A proposal by the 2012 presidential candidate and dissident Muslim Brotherhood leader Abdel Moneim Abouel Fotouh to run early presidential elections has backfired with pro-government analysts and politicians deeming it unacceptable.
Last week, Abouel Fotouh, on his website, presented his vision for a way out from Egypt’s political crisis, suggesting early presidential elections within one week and the release of all “opposition” leaders and political prisoners held without trial since the ouster of former president Mohamed Morsi in 2013.
According to Abouel Fotouh, who supported Morsi’s ouster but condemned the subsequent government’s crackdown on opposition, said his vision for democracy requires “the inclusion of all component currents” which show commitment to the conditions of peaceful, declared and constitutional activity.
But his suggestion to include all political stripes and early elections did not appeal to many commentators who saw it as an attempt to save his old group from demise.
"Egypt does not need early presidential elections which those in power and the majority of people find unjustified”, wrote Amr al-Shobaky, a former MP and a political analyst in a column at Al-Masry Al-Youm Thursday.
“State bodies are not detached from their patrons, are close to their rhetoric and contribute to it. That makes it impossible to accept the idea of early presidential elections, even theoretically”, he worte.
Shobaky added that Egypt, however, could use “genuine, pluralistic elections within three years”.

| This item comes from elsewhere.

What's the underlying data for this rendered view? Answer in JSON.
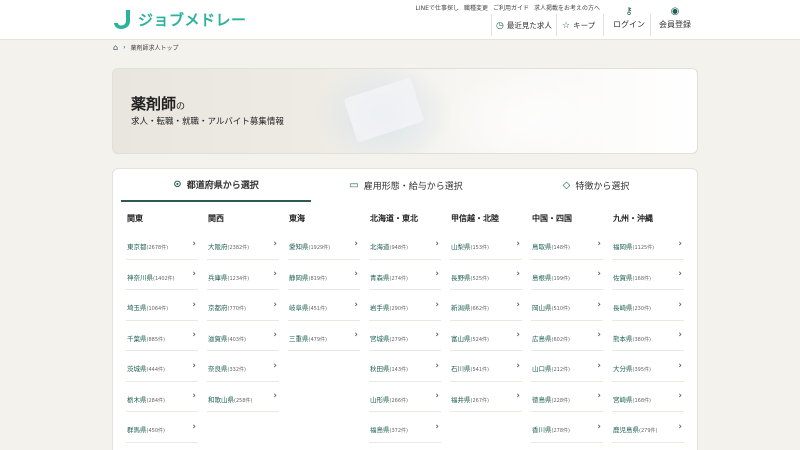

Tareq al-Bishbishy, a former Muslim Brotherhood leader, sees the proposal an attempt to “save the Muslim Brotherhood from their catastrophic fate”, as he put it in an interview with the website of independent newspaper Youm7.
But others believe Abouel Fotouh, the chairman of Misr al-Qawia Party, is only seeking personal gain.
“The initiative by Misr al-Qawia Party chairman was not meant to present a viewpoint carrying an exit from the current crisis, but he rather wanted to reintroduce himself as a politician with a role in the political scene after a long absence”, Tarek Abul Saad, a researcher in Islamist movements, told Albawabhnews News website.
Mohamed Abu Hamed, a former MP and an ardent opponent to the Muslim Brotherhood, said Abouel Fotouh “has no capacity to speak for the people”, adding on his twitter page that “Egypt has a legitimately elected president who enjoys an undeniable popular support”, as he put it.
Abouel Fotouh’s party, however, clarified that its chairman had not made any official proposal to the current authorities.
Misr al-Qawia spokesperson Ahmed Imam told Qatari Aljazeera news website that Abouel Fotouh was merely offering “a vision and an account of the past two years” which followed Morsi’s ouster.
“An initiative is offered to a party that is ready for dialogue and debate, while the current authorities are not handling any initiative and never seeks a solution,” Imam said, adding that similar proposals like Abouel Fotouh’s had been turned down.